According to the MPC, the School District needs to show an economic hardship for ZHB to grant a variance in this matter. However, the additional parking spaces at VFES are optional (not a requirement) for the School District and therefore do not constitute an economic hardship. I have been forced to accept that using the logic that the impervious coverage (of the tennis courts plus the additional parking) is only a ‘little over’ will not satisfy the MPC requirement. There is also the matter of a strict stormwater policy in Tredyffrin, and an important issue that is unlikely sidestepped.
A solution that would save the tennis courts, allow the additional parking spaces and not require a ZHB variance was presented to the School District and Township by John Petersen, a former ZHB member. I was copied on the following email sent to Michelle Kichline, chair of the Board of Supervisors, Kevin Buraks, President of the School Board and the Township and School District solicitors, Vince Donohue and Ken Roos, respectfully.
Here’s a suggestion…
The BoS offers up a zoning amendment that creates an exception for what is counted as impervious coverage: tennis courts, basketball courts, etc. that are available for public use (defined as owned by either the township or school district) that exists on or before the date, the zoning amendment is ratified. A possible permutation is that the first 1K square feet is exempted.
I normally don’t endorse amending the ZO based on specific facts. Like everything, there are always exceptions. For an exception, there must be some solid criteria to support such:
1. The items covered by the exception can never increase
2. Its not de-facto spot zoning because there are any number of places where this applies
3. Not likely to have an adverse impact on storm water (TESD will still have storm water issues to deal with in the parking long construction)
4. There is a strong public policy argument in retaining recreational facilities
I don’t think you will get much, if any push back on this. Is it legal? That’s up to you guys to figure out. In my opinion, this is not objectionable, unlike the recent C-1 amendment. The school district is not just any ordinary landowner.
Baring this, there is no way to keep the courts and build the additional parking. There are no legal grounds to grant a variance.
There’s an old saying that bad facts make bad law. In this case, bad facts sometimes require us to re-visit the law. In 1,000 cases, there may be one time when we should do that. I think this is one of those times. The change is very limited and is in keeping with public policy and finally, no material adverse impacts to storm water. The school district should hot have to choose between courts that have been there for 40+ years and the need to add much needed parking.
Although there were follow-up emails sent, to date no one has responded to Mr. Petersen’s suggestion. The four people receiving Petersen’s email (Kichline, Buraks, Donohue and Roos) are all attorneys and therefore presumably understand the standard required by the Municipalities Planning Code for the Zoning Hearing Board to issue a variance. In fact, if memory serves me, Michelle Kichline served on the ZHB before her election to the Board of Supervisors. Considering the legalities of the MPC, why should the School District bother to submit a variance application?
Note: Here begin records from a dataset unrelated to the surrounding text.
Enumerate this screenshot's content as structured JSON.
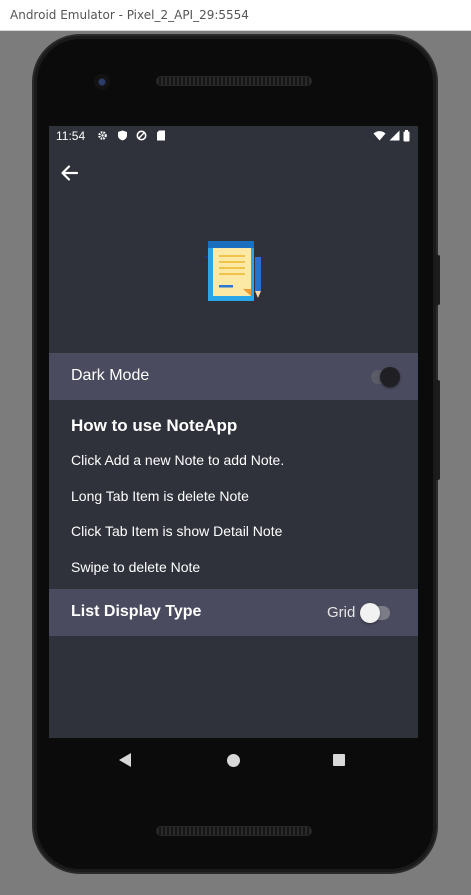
{
  "window": {
    "title": "Android Emulator - Pixel_2_API_29:5554"
  },
  "status_bar": {
    "time": "11:54",
    "left_icons": [
      "gear-icon",
      "shield-icon",
      "data-saver-icon",
      "sd-card-icon"
    ],
    "right_icons": [
      "wifi-icon",
      "signal-icon",
      "battery-icon"
    ]
  },
  "app_bar": {
    "back_icon": "arrow-left-icon"
  },
  "settings": {
    "dark_mode_label": "Dark Mode",
    "dark_mode_on": true,
    "howto_title": "How to use NoteApp",
    "howto_lines": [
      "Click Add a new Note to add Note.",
      "Long Tab Item is delete Note",
      "Click Tab Item is show Detail Note",
      "Swipe to delete Note"
    ],
    "list_display_label": "List Display Type",
    "list_display_value": "Grid",
    "list_display_on": false
  },
  "colors": {
    "background": "#2f313b",
    "row_background": "#4a4b5e",
    "text": "#ffffff"
  }
}
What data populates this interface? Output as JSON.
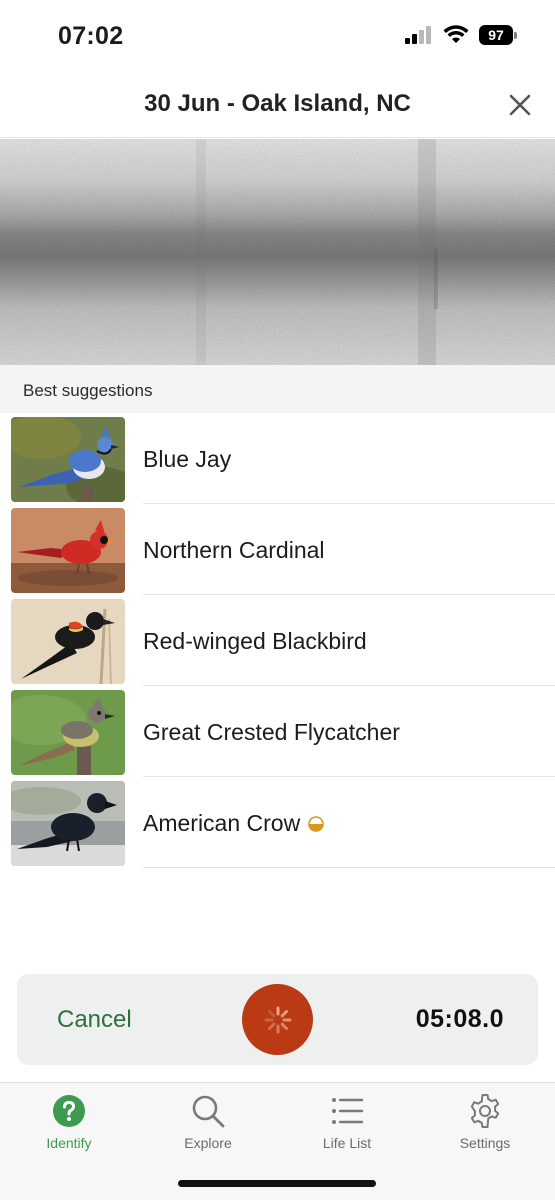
{
  "status_bar": {
    "time": "07:02",
    "battery": "97",
    "icons": [
      "signal-icon",
      "wifi-icon",
      "battery-icon"
    ]
  },
  "header": {
    "title": "30 Jun - Oak Island, NC",
    "close_icon": "close-icon"
  },
  "section": {
    "label": "Best suggestions"
  },
  "suggestions": [
    {
      "name": "Blue Jay",
      "image": "blue-jay-photo"
    },
    {
      "name": "Northern Cardinal",
      "image": "northern-cardinal-photo"
    },
    {
      "name": "Red-winged Blackbird",
      "image": "red-winged-blackbird-photo"
    },
    {
      "name": "Great Crested Flycatcher",
      "image": "great-crested-flycatcher-photo"
    },
    {
      "name": "American Crow",
      "image": "american-crow-photo",
      "badge_icon": "half-circle-icon"
    }
  ],
  "recorder": {
    "cancel_label": "Cancel",
    "elapsed": "05:08.0",
    "button_icon": "spinner-icon"
  },
  "tabs": [
    {
      "label": "Identify",
      "icon": "question-icon",
      "active": true
    },
    {
      "label": "Explore",
      "icon": "search-icon",
      "active": false
    },
    {
      "label": "Life List",
      "icon": "list-icon",
      "active": false
    },
    {
      "label": "Settings",
      "icon": "gear-icon",
      "active": false
    }
  ],
  "colors": {
    "accent_green": "#3d9a4f",
    "cancel_green": "#2e6f3c",
    "record_red": "#b93a14",
    "badge_gold": "#d79a18"
  }
}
If not economic hardship, on what grounds is the School District seeking a variance?
Even if the Township reduces the fees to the School District, there are professional costs (legal, architectural) involved with the ZHB variance application. Why not consider a zoning amendment – the tennis courts are saved and the parking lot is expanded. Looks like a win-win for the Township, the School District and the residents who use the tennis courts!
Note: I am sending this article to Kichline, Buraks, Donohue and Roos asking them to comment directly to me on (1) the grounds for the ZHB to issue a variance to the School District and (2) the consideration of a zoning amendment. Their responses will be posted on Community Matters.